The Loam family embarks on a sea voyage with their butler, a handmaiden, and a priest—which sounds like the setup for a joke, and in a way, it is. Spoiler alert: they shipwreck, and we see their first rough days on a desert island, then jump ahead two years to see how they’re getting on. Though Crichton is consistent in his belief that one man should rule over another, it turns out he’s flexible on the matter of which man should lead. With his “may the best man win” approach, he finds himself the most capable survivalist on the island, and has gradually rearranged the group’s hierarchy beneath him, proclaiming this new order as “natural” as the last.

With the rigors of their final Tempest performance behind them last Sunday, the actors let loose in this comparative cake-walk. Scripts in hand, they twinkled and hammed up the hilarious mannerisms that the wry narrator (David Bodin) described. Matthew Kerrigan, fresh out of his crude and piteous Caliban role, preened and smirked as the foppish, self-satisfied Ernest. Sam Dinkowitz, still playing the fool after a turn as Stephano, drooped his eyes and affected a ridiculous king’s-English lisp as Loam’s dimwitted would-be son-in-law Lord Brockelhurst. Clara-Liis Hillier and Foss Curtis, who’d just played fairies, and Susannah Jones, who’d been Miranda, abandoned their better graces and flared their nostrils in haughty disdain as Loam’s lazy, snotty (proto-Kardashian?) daughters.
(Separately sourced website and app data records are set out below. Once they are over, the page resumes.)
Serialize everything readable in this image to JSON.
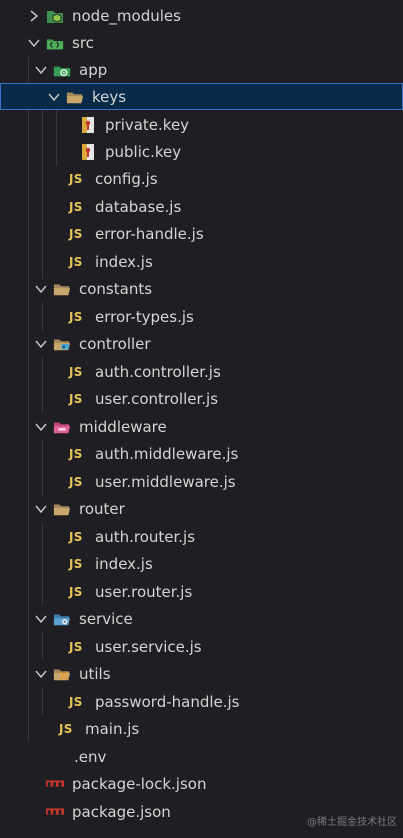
{
  "explorer": {
    "items": {
      "node_modules": "node_modules",
      "src": "src",
      "app": "app",
      "keys": "keys",
      "private_key": "private.key",
      "public_key": "public.key",
      "config": "config.js",
      "database": "database.js",
      "error_handle": "error-handle.js",
      "app_index": "index.js",
      "constants": "constants",
      "error_types": "error-types.js",
      "controller": "controller",
      "auth_controller": "auth.controller.js",
      "user_controller": "user.controller.js",
      "middleware": "middleware",
      "auth_middleware": "auth.middleware.js",
      "user_middleware": "user.middleware.js",
      "router": "router",
      "auth_router": "auth.router.js",
      "router_index": "index.js",
      "user_router": "user.router.js",
      "service": "service",
      "user_service": "user.service.js",
      "utils": "utils",
      "password_handle": "password-handle.js",
      "main": "main.js",
      "env": ".env",
      "package_lock": "package-lock.json",
      "package": "package.json"
    },
    "js_badge": "JS",
    "colors": {
      "background": "#1f1f23",
      "selected_bg": "#082b4a",
      "selected_border": "#3a73c9",
      "js_yellow": "#e5c45a",
      "folder_tan": "#c9a66b",
      "node_green": "#3f8f4e",
      "npm_red": "#c5352e"
    },
    "selected_item": "keys"
  },
  "watermark": "@稀土掘金技术社区"
}
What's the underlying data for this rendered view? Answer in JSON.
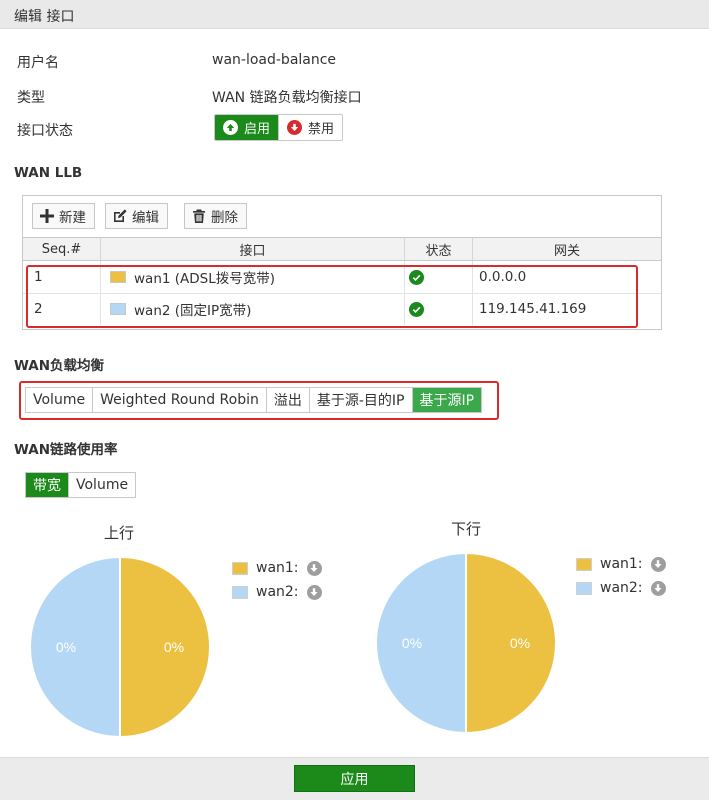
{
  "window": {
    "title": "编辑 接口"
  },
  "form": {
    "username_label": "用户名",
    "username_value": "wan-load-balance",
    "type_label": "类型",
    "type_value": "WAN 链路负载均衡接口",
    "status_label": "接口状态",
    "status_toggle": {
      "enable_label": "启用",
      "disable_label": "禁用",
      "selected": "启用"
    }
  },
  "llb": {
    "section_title": "WAN LLB",
    "toolbar": {
      "new_label": "新建",
      "edit_label": "编辑",
      "delete_label": "删除"
    },
    "columns": [
      "Seq.#",
      "接口",
      "状态",
      "网关"
    ],
    "rows": [
      {
        "seq": "1",
        "interface": "wan1 (ADSL拨号宽带)",
        "color": "#ecc040",
        "status": "enabled",
        "gateway": "0.0.0.0"
      },
      {
        "seq": "2",
        "interface": "wan2 (固定IP宽带)",
        "color": "#b3d7f4",
        "status": "enabled",
        "gateway": "119.145.41.169"
      }
    ]
  },
  "balance": {
    "section_title": "WAN负载均衡",
    "options": [
      "Volume",
      "Weighted Round Robin",
      "溢出",
      "基于源-目的IP",
      "基于源IP"
    ],
    "selected": "基于源IP"
  },
  "usage": {
    "section_title": "WAN链路使用率",
    "tabs": [
      "带宽",
      "Volume"
    ],
    "selected_tab": "带宽"
  },
  "chart_data": [
    {
      "type": "pie",
      "title": "上行",
      "categories": [
        "wan1:",
        "wan2:"
      ],
      "values": [
        50,
        50
      ],
      "labels": [
        "0%",
        "0%"
      ],
      "colors": [
        "#ecc040",
        "#b3d7f4"
      ],
      "legend": "right"
    },
    {
      "type": "pie",
      "title": "下行",
      "categories": [
        "wan1:",
        "wan2:"
      ],
      "values": [
        50,
        50
      ],
      "labels": [
        "0%",
        "0%"
      ],
      "colors": [
        "#ecc040",
        "#b3d7f4"
      ],
      "legend": "right"
    }
  ],
  "footer": {
    "apply_label": "应用"
  },
  "colors": {
    "accent": "#1b8a1b",
    "highlight": "#d92b2b"
  }
}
And emerging ART golden boy Joshua Weinstein, who’d given his role as The Tempest’s prince a Disneyish innocence, regained his composure as the uptight-but-reliable Crichton.
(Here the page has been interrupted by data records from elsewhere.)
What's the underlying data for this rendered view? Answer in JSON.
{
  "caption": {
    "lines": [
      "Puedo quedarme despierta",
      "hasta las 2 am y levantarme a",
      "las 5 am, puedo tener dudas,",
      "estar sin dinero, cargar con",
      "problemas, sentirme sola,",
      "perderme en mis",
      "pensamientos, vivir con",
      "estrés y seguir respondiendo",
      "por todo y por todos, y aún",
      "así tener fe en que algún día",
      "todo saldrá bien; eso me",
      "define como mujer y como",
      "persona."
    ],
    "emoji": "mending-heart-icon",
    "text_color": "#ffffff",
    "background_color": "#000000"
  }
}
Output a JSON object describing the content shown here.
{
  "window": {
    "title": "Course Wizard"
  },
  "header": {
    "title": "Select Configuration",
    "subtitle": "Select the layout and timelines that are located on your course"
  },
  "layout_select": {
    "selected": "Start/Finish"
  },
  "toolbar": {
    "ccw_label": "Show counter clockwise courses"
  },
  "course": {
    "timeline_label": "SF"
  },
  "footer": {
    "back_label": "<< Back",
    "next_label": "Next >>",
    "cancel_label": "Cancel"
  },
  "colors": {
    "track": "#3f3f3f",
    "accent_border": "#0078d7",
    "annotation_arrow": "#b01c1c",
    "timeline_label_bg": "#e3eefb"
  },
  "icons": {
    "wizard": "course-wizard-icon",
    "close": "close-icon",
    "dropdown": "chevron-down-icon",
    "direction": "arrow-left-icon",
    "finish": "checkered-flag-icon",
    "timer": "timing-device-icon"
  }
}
Sir James Barrie, about 1910. Library of Congress/Bain Collection, Wikimedia Commons

Sir James Barrie, about 1910. Library of Congress/Bain Collection, Wikimedia Commons

Crichton, a pre-Gilligan’s Island professor, builds his former masters an implausible new world: a log-cabin lodge with plumbing and electricity, a mill, new animal-skin clothes and hunting weapons—though for some reason, the three women only have one functional skirt among them, and they fight over it as fiercely as over Crichton’s affections. The island’s new king is benevolent to his old boss Loam, who becomes known simply as “Daddy.” He’s less indulgent of Ernest, warning him that he’ll dunk his head in a bucket every time he utters a smug witticism. (Both of those things end up happening a lot; it turns out that the “clever” Ernest is a slow learner.) The women and the priest (Andrew Stearns) adapt more readily, becoming healthy, athletic hunter-gatherers.
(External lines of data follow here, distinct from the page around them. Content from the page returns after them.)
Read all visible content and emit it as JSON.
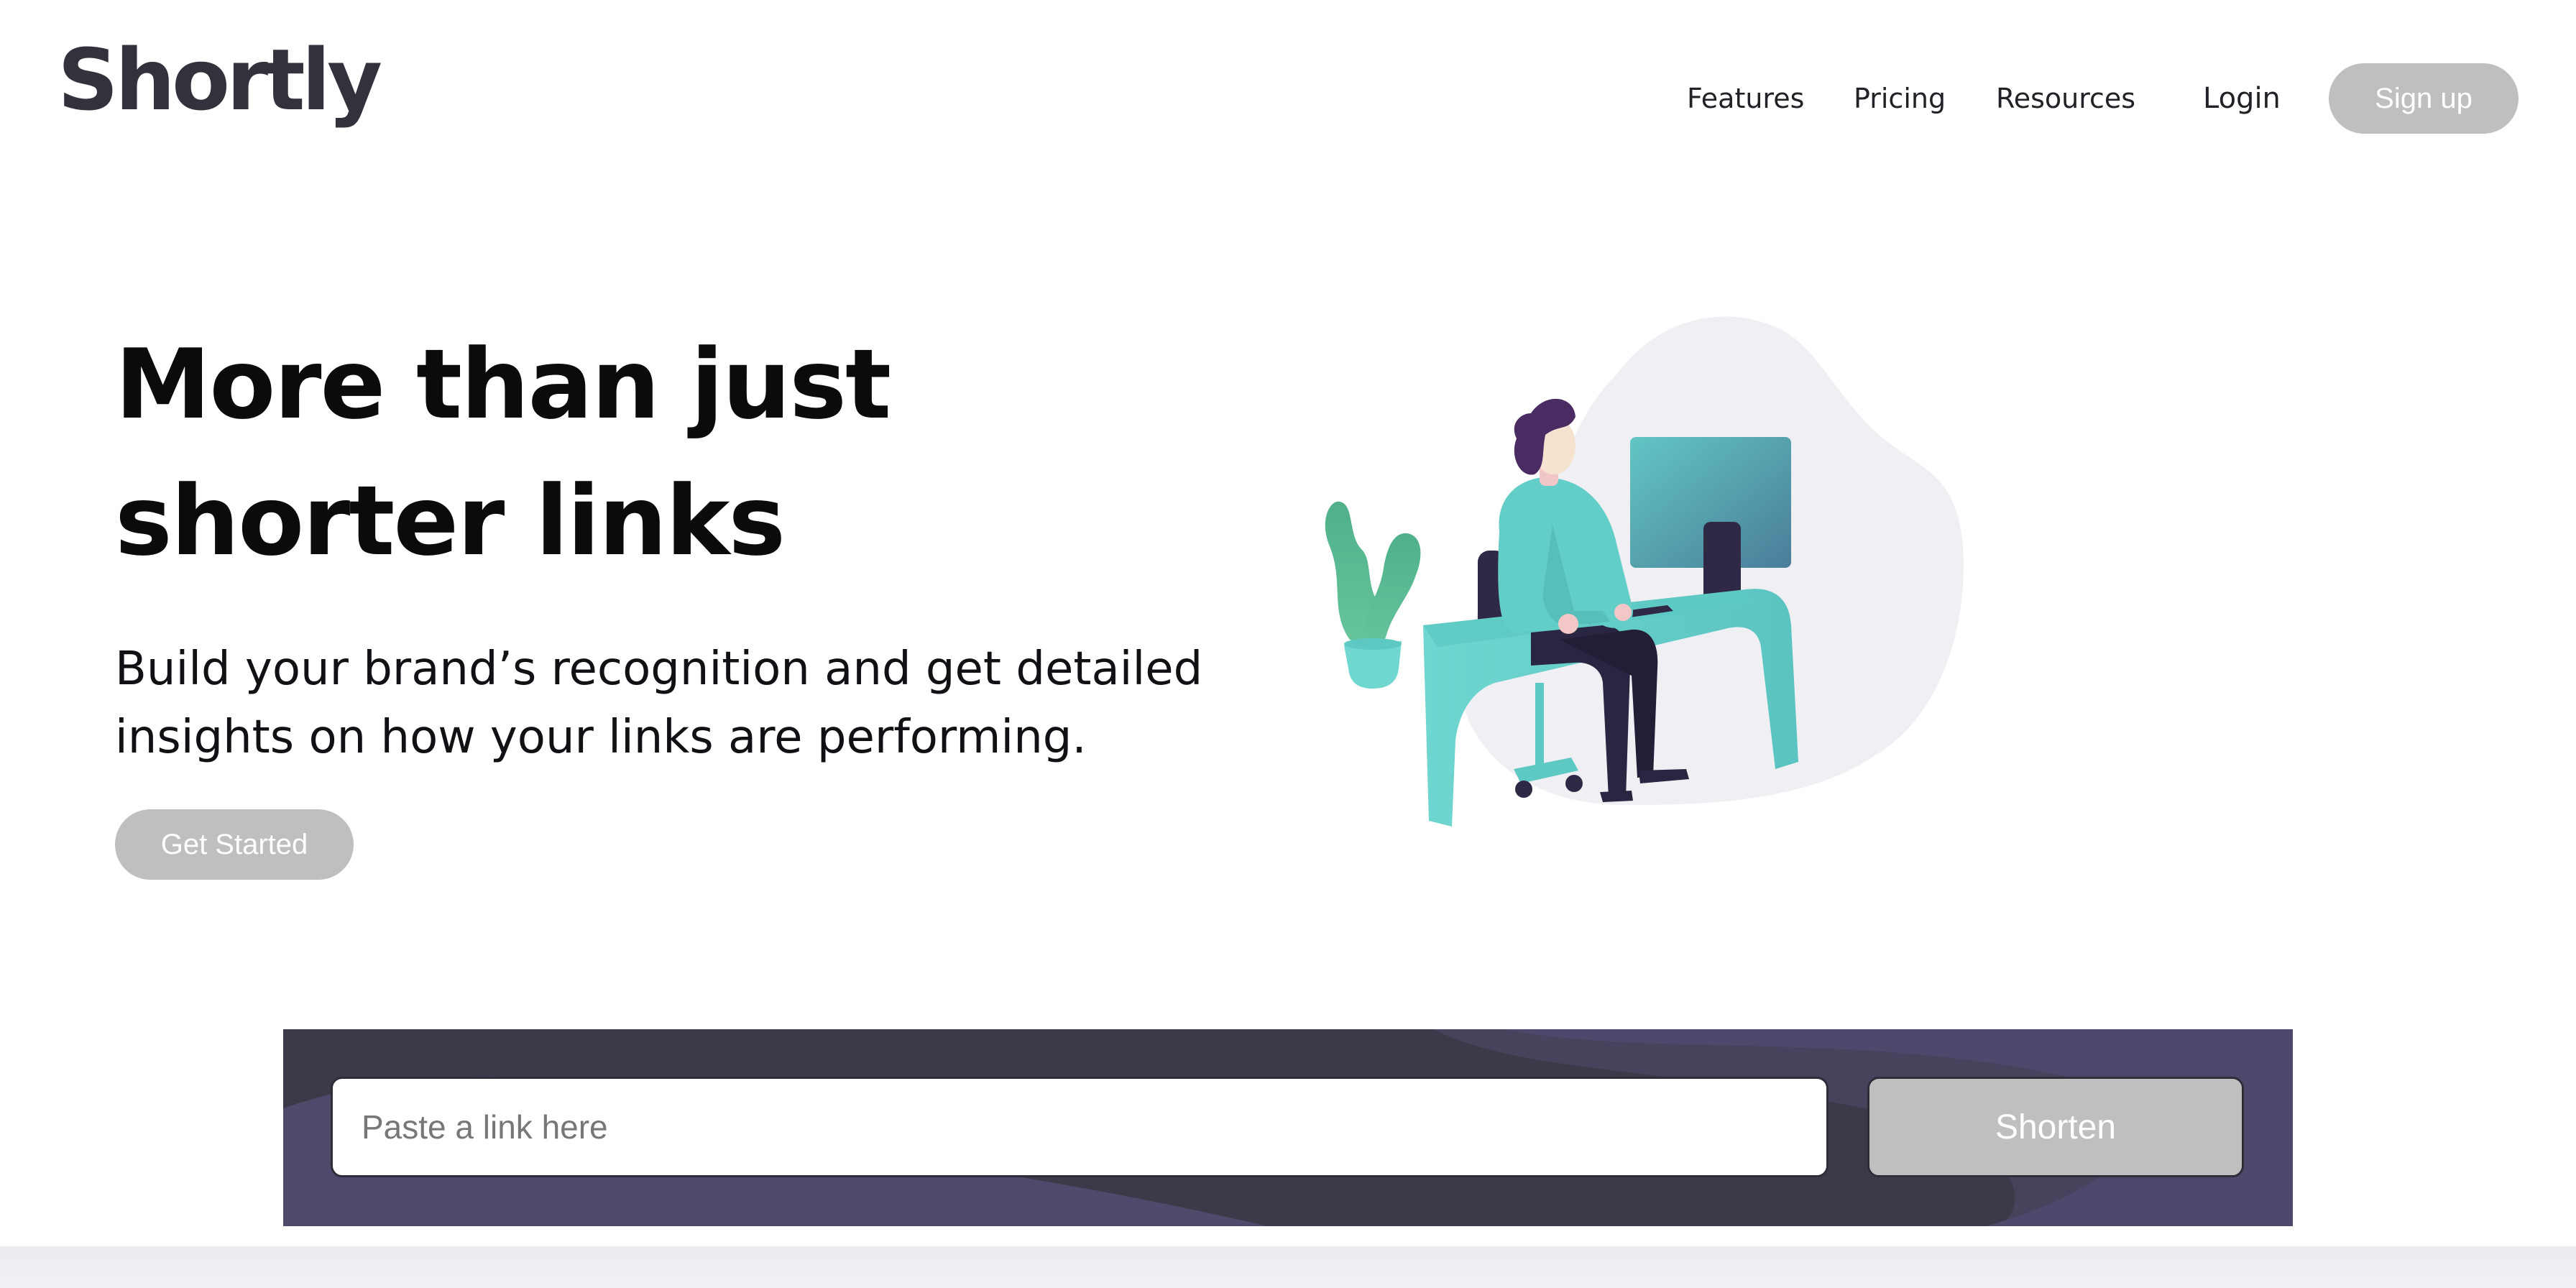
{
  "header": {
    "logo": "Shortly",
    "nav": {
      "features": "Features",
      "pricing": "Pricing",
      "resources": "Resources"
    },
    "login": "Login",
    "signup": "Sign up"
  },
  "hero": {
    "title": "More than just shorter links",
    "subtitle": "Build your brand’s recognition and get detailed insights on how your links are performing.",
    "cta": "Get Started",
    "illustration": "person-working-at-desk-illustration"
  },
  "shorten": {
    "placeholder": "Paste a link here",
    "button": "Shorten"
  },
  "colors": {
    "logo": "#34313d",
    "button_gray": "#bfbfbf",
    "band_dark": "#3b3a48",
    "band_purple": "#4e4a6c",
    "blob": "#efeff4",
    "teal": "#5fcfcb"
  }
}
But Barrie’s skewed fable doesn’t end there.

Just as the new society is operating (relatively) smoothly, and Crichton has chosen the eldest Loam girl for his bride, a British ship comes to “rescue” the party. Dutifully citing “fair play,” Crichton lights a signal fire to guide them. They promptly return to society, and resume their old roles, conveniently editing Crichton’s heroism out of the stories they tell the papers and their society friends. Once again, it’s he who’s waiting upon them. One thing has changed, though: Lord Loam is no longer fond of fraternizing with the help.

The fact that the plot comes full-circle from shipwreck to rescue is the best reason for Portland Shakes to show Crichton in rep with The Tempest. The second-best reason is that Crichton director Jon Kretzu has a keen nose for pairings. His daring Durang/Crimp combo “States of Emergency” pretty much killed at Defunkt this spring, proving him a great script sommelier. Note: Anon It Moves is currently running Hamlet in rep with Tom Stoppard’s very-complementary Rosencrantz and Guildenstern are Dead, maintaining the same casting in each. Are great offerings in rep the latest game-raiser among local theaters…or is library-diving for rarer or less-recognized works still the favorite sport? Doesn’t matter. Crichton scores twice.

The Admirable Crichton is less obscure than, say, Readers Theatre Rep’s retrospective of forgotten Irish playwright Theresa Deevy, or Bag & Baggage’s discovery of never-before-performed Love’s Labour’s Lost adaptation The Students. Crichton was popular enough to inspire a 1957 movie, and has seen the spotlight as recently as 2011 in Ontario, Canada’s Shaw Festival. Still, compared to the universally known Peter Pan and The Tempest, it remains a hidden treasure.